I went to Download and Wacken again in 2014, but I also went to two of the three days of what will likely be the last Sonisphere festival in the UK. It seems as though without Iron Maiden or Metallica, they just can’t run. A real shame really.

The Offspring – Download 2014 – The final three bands on the second stage of Download on the Friday were Flogging Molly, Bad Religion and The Offspring. It was outstanding and Offspring were the best band that day. They played their album Smash in full, which was cool. I remember being concerned about how good they would be after seeing them be somewhat disappointing at Reading in 2011. They were so much better on this day though, which I was very happy about.
Linkin Park – Download 2014 – The only band on this list that I didn’t watch their full set. The reason for that is they opened their set by playing Hybrid Theory in full. This was one of the albums that got me into rock and metal music. It was the only date on their European tour where they played the album in full and it was a very special moment. I left afterwards as there is very little post-Meteora that I like so I felt leaving after Hybrid Theory was the right decision as I didn’t want to talk about a story of two sets – now I can talk about the one time I’ve seen Linkin Park being superb
Aerosmith - Download and Calling Festivals 2014 – The only dual entry on this list, simply because on reflection I cannot decide which set I prefer. They were great at both gigs. I wasn’t sure if I’d ever get to see them live, so to see them twice in one month was ace – to see them be great twice in a month makes it even better.
Metallica – Sonisphere 2014 – this set was on the Metallica By Request tour, which was a cool idea until everyone voted for the songs they pretty much always play. I had hoped for Frayed Ends of Sanity but oh well, can’t win them all. I got to hear Whiskey In The Jar live, which was just fantastic. They also opened the set with 3 of the first 4 songs from Master of Puppets, which I loved. They reserved one song for on the day votes, which the title track from …And Justice For All won, which was a nice surprise.

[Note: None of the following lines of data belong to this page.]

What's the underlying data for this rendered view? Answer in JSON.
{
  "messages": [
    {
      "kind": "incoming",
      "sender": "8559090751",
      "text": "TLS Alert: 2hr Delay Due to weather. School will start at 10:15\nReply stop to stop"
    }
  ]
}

A Day To Remember – Download 2015 – I had gone to see them in Portsmouth in 2014 and the gig was fantastic and would have made my top gigs of the year list until someone jumped off the balcony, cutting things short. This set was superb and I could see them rising up the bill further. Future headliner? Quite possible.
Muse – Download 2015 – My only headliner entry from Download 2015. There were a lot of fantastic sets from this weekend but Muse were my band of the weekend. I think the week before this set, they head released their album Drones, which was excellent. This set was almost as good as their Reading one from 2011, which was my benchmark for them. In their encore came a nice surprise. All the sets had Starlight in the encore which is a fantastic song. It was dropped for Download and replaced by Plug In Baby, the song which got me into Muse. I was giddy when that happened.

And that is my festival sets blog. I could have included so many more. I did consider writing several blogs and highlighting the best sets from festivals but that would probably be 4 blogs on its own. Out of the headline sets I’ve discussed here, I have picked what I think are my five favourite. This was a tough list to make. Given the amount of words written about them, it probably won’t come as much of a surprise that Metallica feature twice.,

5. Metallica – Download 2006
4. Muse – Reading 2011
3. Rammstein – Wacken 2013
2. Avantasia – Wacken 2011
1. Metallica – Sonisphere 2011

Part four of this series will be coming very soon. Links to Parts 1 and 2 should be available on the right hand side of this blog (admittedly a lot further up the page), or you can click these helpful links!

Part 1 – The Wedgewood Rooms
Part 2 – Outdoor and Stadium Shows

Part 4 will be the first part of my London entry – the first 5 years of the gigs I went to in London. That will be coming soon!